But unlike our co-hosts, we’re black and we’re mothers. Could we stay home, instead of putting our lives on the line once again, and let our many white friends and allies step up for the community? We decided: It’s time to give the black folks, specifically the women, a break.
We watched what happened in Charlottesville last year. Across national news outlets, tiki torch-bearing, polo-popped-collar wearing, “fine people” stood alongside weaponized toy soldiers of the alt-right while throwing punches and projectiles with counter-protesters, all in front of police bystanders who offered their tacit approval.
If the neo-Nazis will ruthlessly murder a white woman over a piece of marble they will definitely run over our black selves. Our white co-hosts can maneuver in the crowd and be a presence that takes on the torch, literally and figuratively. Even armed with a press pass and a camera crew, to the tiki torch-carrying whites, we would become a number of racial epithets without hesitation. Our voices as black women come with a responsibility, on how and what to report, but would we be there this Sunday at Unite the Right 2?
Participating in a Confederate monument protest opposite extremist alt-right militias and the over-militarized police force is nowhere we need to be. We are mothers and we risk our families and our existence when we lend our voice and presence in aggression-filled battles. As a black body in these spaces, we are met with aggression and are challenged not only from the emboldened cosplay-dressed defenders of the south, but from the police sworn to serve and protect.
Historically, civil rights protesters were met with white supremacists and police with hoses, and in 2018, any day can find a black person face-to-face with neo-Nazis or a trigger-happy police officer. So, rather than become the next hashtag, we plan to spectate from home, sitting in front of a television or phone screen cheering on the concerned, progressive, white-privileged allies while they clash with the tiny titans of prejudice and bigotry. This is exactly where this fight should happen.
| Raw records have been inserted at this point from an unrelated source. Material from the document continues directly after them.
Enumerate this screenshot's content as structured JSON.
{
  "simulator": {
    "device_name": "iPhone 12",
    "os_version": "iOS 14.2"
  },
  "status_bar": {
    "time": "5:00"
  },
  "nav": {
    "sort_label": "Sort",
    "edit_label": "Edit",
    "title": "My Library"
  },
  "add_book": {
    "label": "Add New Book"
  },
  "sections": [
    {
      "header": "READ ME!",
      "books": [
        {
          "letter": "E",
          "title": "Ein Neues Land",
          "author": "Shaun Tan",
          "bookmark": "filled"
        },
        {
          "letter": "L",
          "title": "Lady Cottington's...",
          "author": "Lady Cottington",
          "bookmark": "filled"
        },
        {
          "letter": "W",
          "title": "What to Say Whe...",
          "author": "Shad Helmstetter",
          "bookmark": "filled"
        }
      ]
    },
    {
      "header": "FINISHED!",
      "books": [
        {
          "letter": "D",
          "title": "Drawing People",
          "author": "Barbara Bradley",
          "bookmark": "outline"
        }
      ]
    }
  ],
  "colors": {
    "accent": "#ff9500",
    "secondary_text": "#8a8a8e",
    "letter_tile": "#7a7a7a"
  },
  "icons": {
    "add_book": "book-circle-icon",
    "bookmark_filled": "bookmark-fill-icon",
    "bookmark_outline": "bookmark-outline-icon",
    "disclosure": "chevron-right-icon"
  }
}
Do black voices have a place in this argument? Sure, but we all watched in horror last year and learned a valuable lesson. Black voices can protest non-violently, silently, even list the names of our fallen soldiers on the ties of our sports heroes, but still, America is complicit. Though, there is a lost hero’s name that stands out in the fight against neo-Nazis, and it’s not a black one. #RIPHeather. Witnessing black people killed by the criminal justice system is not enough for a shift, but the sacrifice of one white woman body has the country ready to fight back, so let’s let them.
Here’s a message to our friends, allies, and our beloved co-hosts: Use your privilege to stand up to the reign of white supremacy from which you benefit, and not just at protests. There are times we need allies to be physically next to us, to use your body to validate our voice in a spaces where we may be unwanted and disrespected; there, your whiteness is disrupting privilege, and it is appreciated. But this weekend, we have a front row seat to true allyship as you all #DoTheWork and be the body at the march. Our absence doesn’t dampen our voice, but our choice to stand down for a much deserved break is the perfect place to tag our allies in.
A decision not made out of fear, but out of self-preservation.